He proposed the not-so-radical idea of rebranding the Kansas party as the “red state Democrats.” Meeker looked around at a party that holds nary a statewide office, nary a U.S. Senate seat and nary a congressional office and decided that something had to be done.
His idea was that Kansas Democrats are a little different from, say, Democrats in California or Massachusetts, where liberal this and liberal that is part of the lexicon. Meeker understood that anything far left doesn’t sell in one of the nation’s most conservative states. So he went about promulgating a new image.
“We’re looking to re-message how we speak about our party and our issues,” he told The Wichita Eagle. “At the end of (an) election cycle … we are Nancy Pelosi, Harry Reid, Obamacare, Obama, anything bad they can figure out going on in Washington, and the Republicans brand us. That’s not who we are.”
Paul Davis, the party’s competitive 2014 gubernatorial candidate who ran as a red state Democrat, as did Kathleen Sebelius before him, was in sync with that thinking. He told Politico recently that the national Democratic Party’s image made things tricky for heartland Democrats.
Well, Meeker made his pitch, and longtime party stalwarts went nuts. Losing streak or not, they interpreted Meeker’s remarks as a willingness to go soft on gay rights and Medicaid expansion and other bedrock Democratic values.
They overlooked Meeker’s real message, which was an attempt to be more inclusive and grow the party, not scare people away. That’s what good party chairs do.
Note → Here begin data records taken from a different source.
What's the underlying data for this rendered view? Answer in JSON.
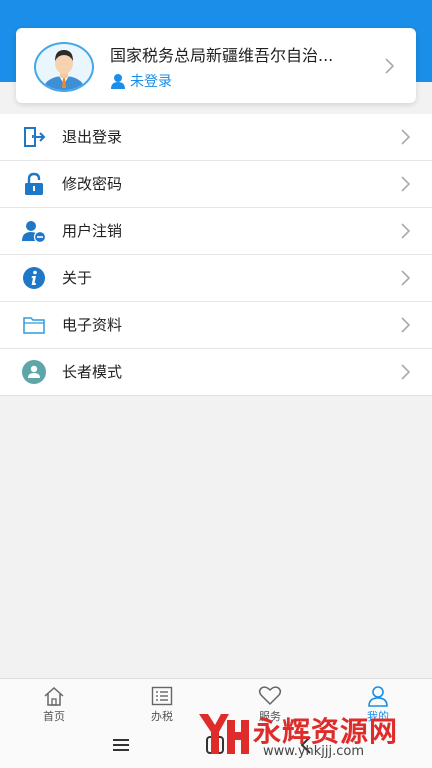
{
  "profile": {
    "org_name": "国家税务总局新疆维吾尔自治...",
    "login_status": "未登录"
  },
  "menu": [
    {
      "label": "退出登录",
      "icon": "logout-door-icon"
    },
    {
      "label": "修改密码",
      "icon": "lock-icon"
    },
    {
      "label": "用户注销",
      "icon": "user-remove-icon"
    },
    {
      "label": "关于",
      "icon": "info-icon"
    },
    {
      "label": "电子资料",
      "icon": "folder-icon"
    },
    {
      "label": "长者模式",
      "icon": "elder-mode-icon"
    }
  ],
  "tabs": [
    {
      "label": "首页",
      "icon": "home-icon"
    },
    {
      "label": "办税",
      "icon": "list-icon"
    },
    {
      "label": "服务",
      "icon": "heart-icon"
    },
    {
      "label": "我的",
      "icon": "person-icon",
      "active": true
    }
  ],
  "watermark": {
    "text": "永辉资源网",
    "url": "www.yhkjjj.com"
  },
  "colors": {
    "primary": "#1a8ee8",
    "watermark": "#e02b2b"
  }
}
Part of the issue, insiders said, was Meeker’s inability to effectively sell his plan. In the grand tradition of politicians everywhere, he talked more than he listened, and that annoyed people.
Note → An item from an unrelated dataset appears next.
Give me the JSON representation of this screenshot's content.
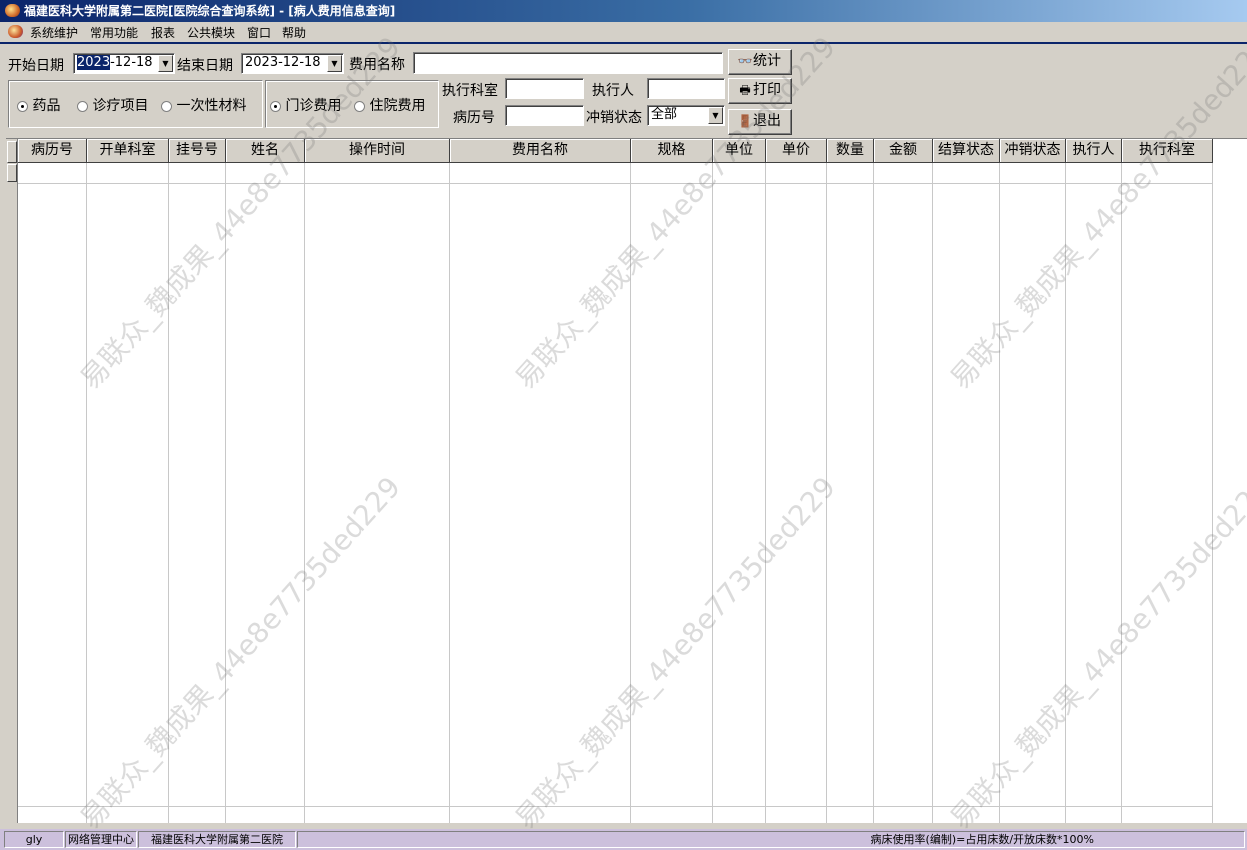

Maybe so. But even Republicans admit that Meeker was on to something. Kinch should remember that.